Sie sind auf Seite 1von 1


ures presented to the visual system in unconventional and hard-to-decode ways,

for example, rotated (UP), partially lit (UL), and overlapping (PGT). The UP and
UL tests proved to be highly workable, thanks both to their high reproducibility
and to the high level of compliance demonstrated by the children. Indeed, tasks of
this kind have been selected for the study of the development of higher visual abili-
ties (Gathers et al., 2004; Rentschler et al., 2004).
The age-dependent improvement in performance on the SCT, a well-recog-
nized test for the assessment of gestalt capacity, bears witness to the progres-
sive emergence and maturation of gestalt perception. Analysis of the incor-
rect answers on the SCT and UP also confirms this maturation. When
presented with a figure that they cannot recognize, 6–8 year old children tend
to produce an answer that is based on the shape and contour of the image,
whereas children aged 9–11 years attempt to integrate the internal parts of the
image into a perceptual configuration sometimes producing elaborate and
fanciful false recognitions. This behavior suggests that older children rely
more on their gestalt strategies for image processing and is coherent with
other studies of recognition development, which postulate a developmental
trend from the processing of details to the processing of the whole configura-
tion (Carey & Diamond, 1994; Davidoff & Roberson, 2002; Gathers et al.,

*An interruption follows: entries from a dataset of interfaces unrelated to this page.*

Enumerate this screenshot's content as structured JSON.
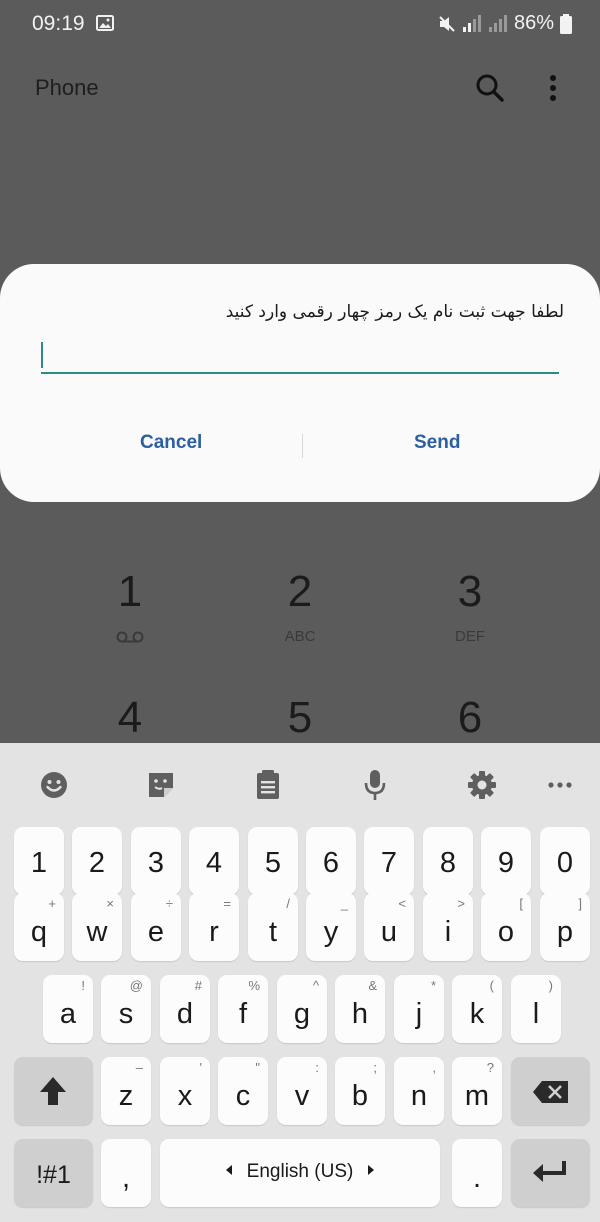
{
  "status": {
    "time": "09:19",
    "battery": "86%"
  },
  "header": {
    "title": "Phone",
    "search_icon": "search-icon",
    "more_icon": "more-vertical-icon"
  },
  "dialpad": [
    {
      "digit": "1",
      "sub": ""
    },
    {
      "digit": "2",
      "sub": "ABC"
    },
    {
      "digit": "3",
      "sub": "DEF"
    },
    {
      "digit": "4",
      "sub": ""
    },
    {
      "digit": "5",
      "sub": ""
    },
    {
      "digit": "6",
      "sub": ""
    }
  ],
  "dialog": {
    "message": "لطفا جهت ثبت نام یک رمز چهار رقمی وارد کنید",
    "input_value": "",
    "cancel_label": "Cancel",
    "send_label": "Send"
  },
  "keyboard": {
    "toolbar": [
      "emoji-icon",
      "sticker-icon",
      "clipboard-icon",
      "microphone-icon",
      "settings-icon",
      "more-horizontal-icon"
    ],
    "numbers": [
      "1",
      "2",
      "3",
      "4",
      "5",
      "6",
      "7",
      "8",
      "9",
      "0"
    ],
    "row1": [
      [
        "q",
        "+"
      ],
      [
        "w",
        "×"
      ],
      [
        "e",
        "÷"
      ],
      [
        "r",
        "="
      ],
      [
        "t",
        "/"
      ],
      [
        "y",
        "_"
      ],
      [
        "u",
        "<"
      ],
      [
        "i",
        ">"
      ],
      [
        "o",
        "["
      ],
      [
        "p",
        "]"
      ]
    ],
    "row2": [
      [
        "a",
        "!"
      ],
      [
        "s",
        "@"
      ],
      [
        "d",
        "#"
      ],
      [
        "f",
        "%"
      ],
      [
        "g",
        "^"
      ],
      [
        "h",
        "&"
      ],
      [
        "j",
        "*"
      ],
      [
        "k",
        "("
      ],
      [
        "l",
        ")"
      ]
    ],
    "row3": [
      [
        "z",
        "–"
      ],
      [
        "x",
        "'"
      ],
      [
        "c",
        "\""
      ],
      [
        "v",
        ":"
      ],
      [
        "b",
        ";"
      ],
      [
        "n",
        ","
      ],
      [
        "m",
        "?"
      ]
    ],
    "symbols_label": "!#1",
    "comma_label": ",",
    "space_label": "English (US)",
    "period_label": "."
  },
  "colors": {
    "accent": "#2a8c84",
    "button_text": "#2b5fa0",
    "scrim": "#5b5b5b",
    "dialog_bg": "#fafafa",
    "keyboard_bg": "#e3e3e3"
  }
}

2004, Rentschler et al., 2004).
In addition, we formed the impression that development of recognition pro-
cesses is accompanied not only by a progressive extension of the memory store of
images and internal representations, but also by a rendering of this store increas-

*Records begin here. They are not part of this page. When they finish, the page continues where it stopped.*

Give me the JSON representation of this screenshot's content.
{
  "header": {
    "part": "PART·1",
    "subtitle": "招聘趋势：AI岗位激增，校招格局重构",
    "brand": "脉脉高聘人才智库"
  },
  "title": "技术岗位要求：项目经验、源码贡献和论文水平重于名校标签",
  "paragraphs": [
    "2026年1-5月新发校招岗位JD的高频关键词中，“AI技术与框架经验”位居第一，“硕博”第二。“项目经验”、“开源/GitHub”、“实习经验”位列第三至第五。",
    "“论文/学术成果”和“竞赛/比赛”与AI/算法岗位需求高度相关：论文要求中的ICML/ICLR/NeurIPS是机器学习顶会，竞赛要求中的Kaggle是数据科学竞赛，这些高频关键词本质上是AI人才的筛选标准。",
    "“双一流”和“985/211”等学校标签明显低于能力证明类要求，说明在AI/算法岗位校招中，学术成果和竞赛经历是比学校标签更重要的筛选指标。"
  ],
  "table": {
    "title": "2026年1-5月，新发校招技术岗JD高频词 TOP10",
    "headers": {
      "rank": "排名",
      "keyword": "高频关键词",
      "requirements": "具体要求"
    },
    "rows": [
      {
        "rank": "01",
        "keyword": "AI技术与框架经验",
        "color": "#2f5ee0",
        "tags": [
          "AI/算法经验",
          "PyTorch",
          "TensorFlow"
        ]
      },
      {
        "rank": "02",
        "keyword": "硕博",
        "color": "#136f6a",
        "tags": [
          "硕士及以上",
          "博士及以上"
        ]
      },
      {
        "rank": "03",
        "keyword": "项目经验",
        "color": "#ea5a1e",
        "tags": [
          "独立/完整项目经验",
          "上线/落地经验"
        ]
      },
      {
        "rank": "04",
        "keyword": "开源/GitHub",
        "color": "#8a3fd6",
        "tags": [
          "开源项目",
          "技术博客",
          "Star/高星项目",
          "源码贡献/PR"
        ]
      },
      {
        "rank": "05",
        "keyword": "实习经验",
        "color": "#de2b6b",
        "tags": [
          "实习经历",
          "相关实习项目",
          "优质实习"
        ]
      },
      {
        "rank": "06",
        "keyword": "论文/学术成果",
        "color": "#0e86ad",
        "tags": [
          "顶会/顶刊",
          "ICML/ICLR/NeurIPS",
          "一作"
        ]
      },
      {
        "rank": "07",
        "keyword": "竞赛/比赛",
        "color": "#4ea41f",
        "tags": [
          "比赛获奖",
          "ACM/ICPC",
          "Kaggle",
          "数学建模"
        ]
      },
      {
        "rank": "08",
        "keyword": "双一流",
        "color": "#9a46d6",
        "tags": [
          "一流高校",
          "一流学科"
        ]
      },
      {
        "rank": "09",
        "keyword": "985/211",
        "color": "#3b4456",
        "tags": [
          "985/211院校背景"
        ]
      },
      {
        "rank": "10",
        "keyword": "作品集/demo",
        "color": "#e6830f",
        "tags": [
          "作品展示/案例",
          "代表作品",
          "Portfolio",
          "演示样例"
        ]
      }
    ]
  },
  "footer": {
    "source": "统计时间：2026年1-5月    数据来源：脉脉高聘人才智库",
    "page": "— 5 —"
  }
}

ingly consciously accessible.
This impression was based on the emergence of a clear reaction, particularly in
the older children, when performing the UP and UL tasks. These children, when
presented with the usual representation of an object they had not previously been

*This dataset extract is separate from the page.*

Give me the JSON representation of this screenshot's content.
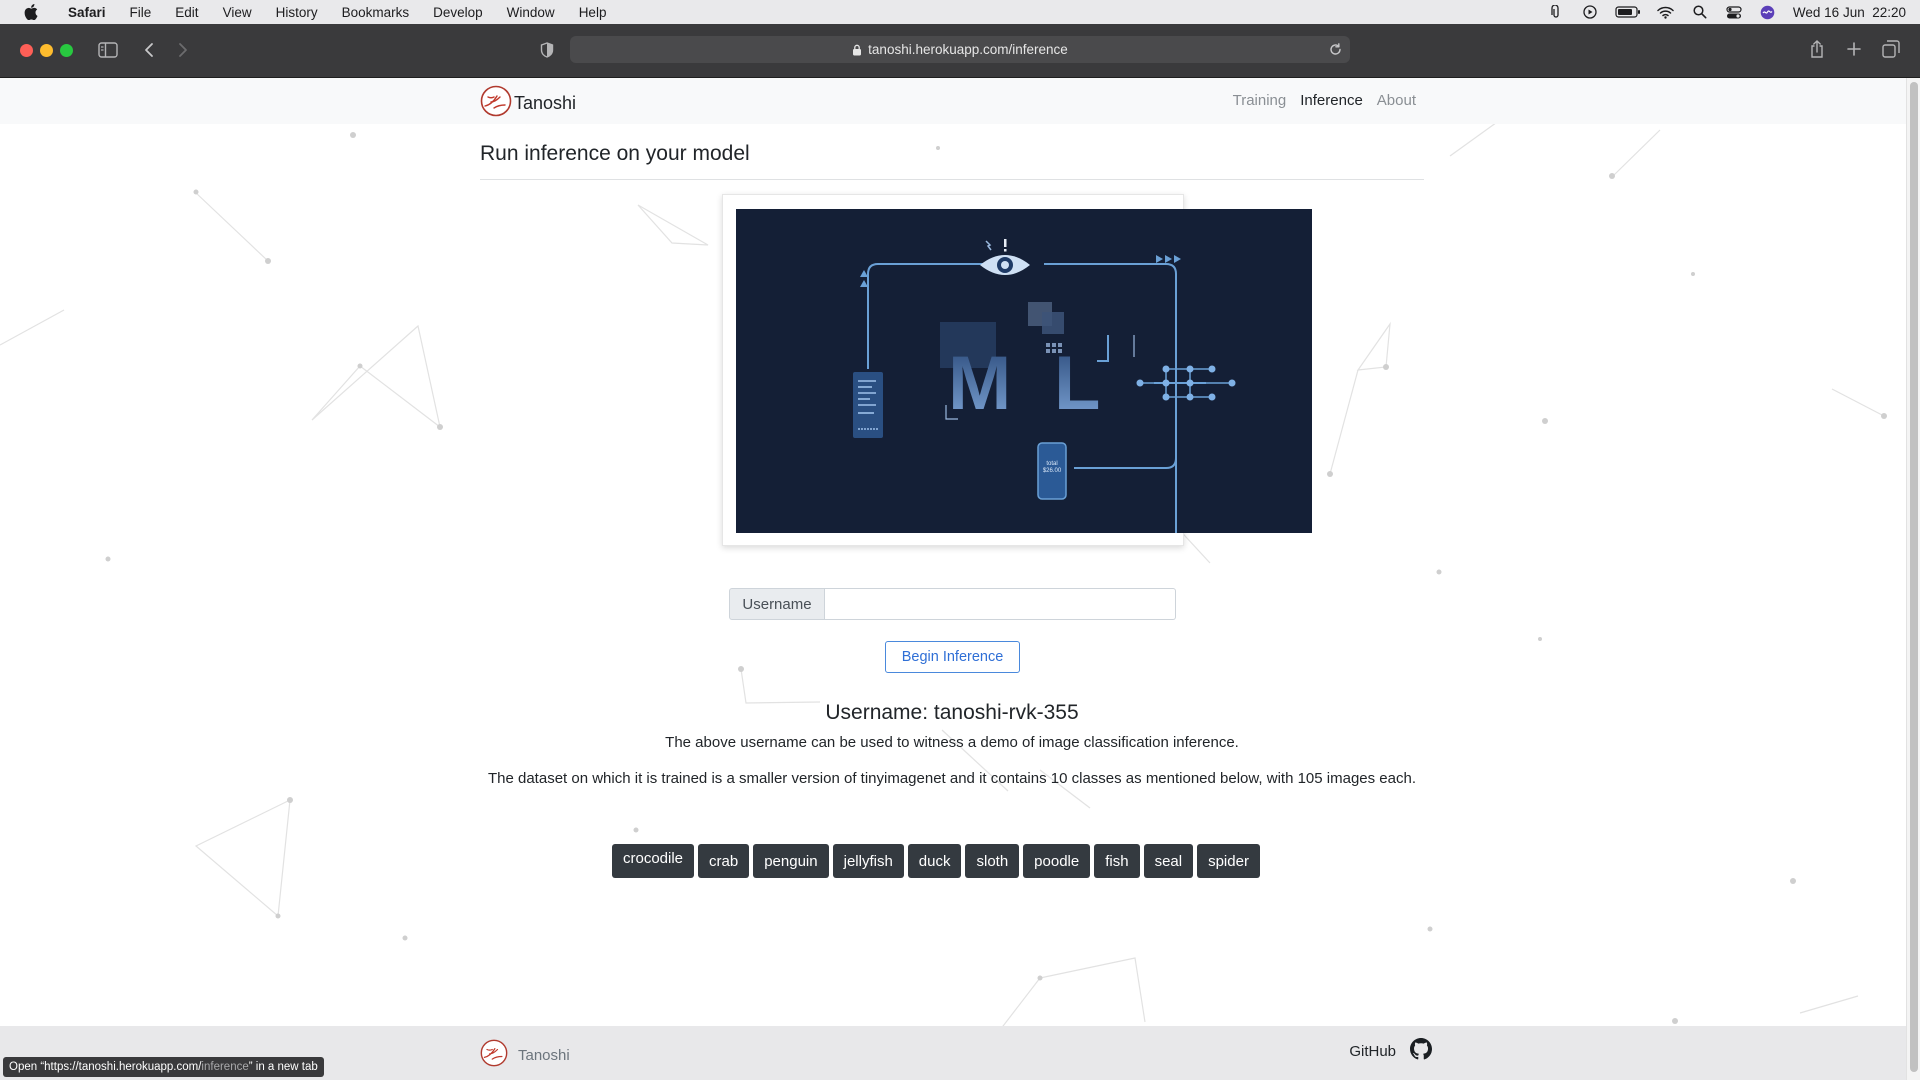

able to recognize in the unusual mode, suddenly recalled and named it. It thus
seems that presentation of an object photographed in a conventional manner acti-
vates, or places at the subject’s disposal, a memory store of images of that object,
and that the “trigger” mechanism that gives the subject access to this memory store
is present only in older children.
The capacity to identify functional and semantic attributes of the stimuli seems
to develop relatively autonomously. Indeed, correlations of the MC and MF tests
with age, with each other, and with the other tests included in the protocol, were
weak, and performances of these tests in our children seemed to start to plateau
from as early as 7 years of age. Moreover, the rare errors made by the younger chil-
dren appeared to be attributable more to unfamiliarity with the object itself than to
a problem related to the mode of presentation used. It is thus probable that other
factors, first and foremost cognitive-experiential, contribute to the development of
those complex cognitive functions that are in part correlated with visual mecha-
nisms, but in part independent of them.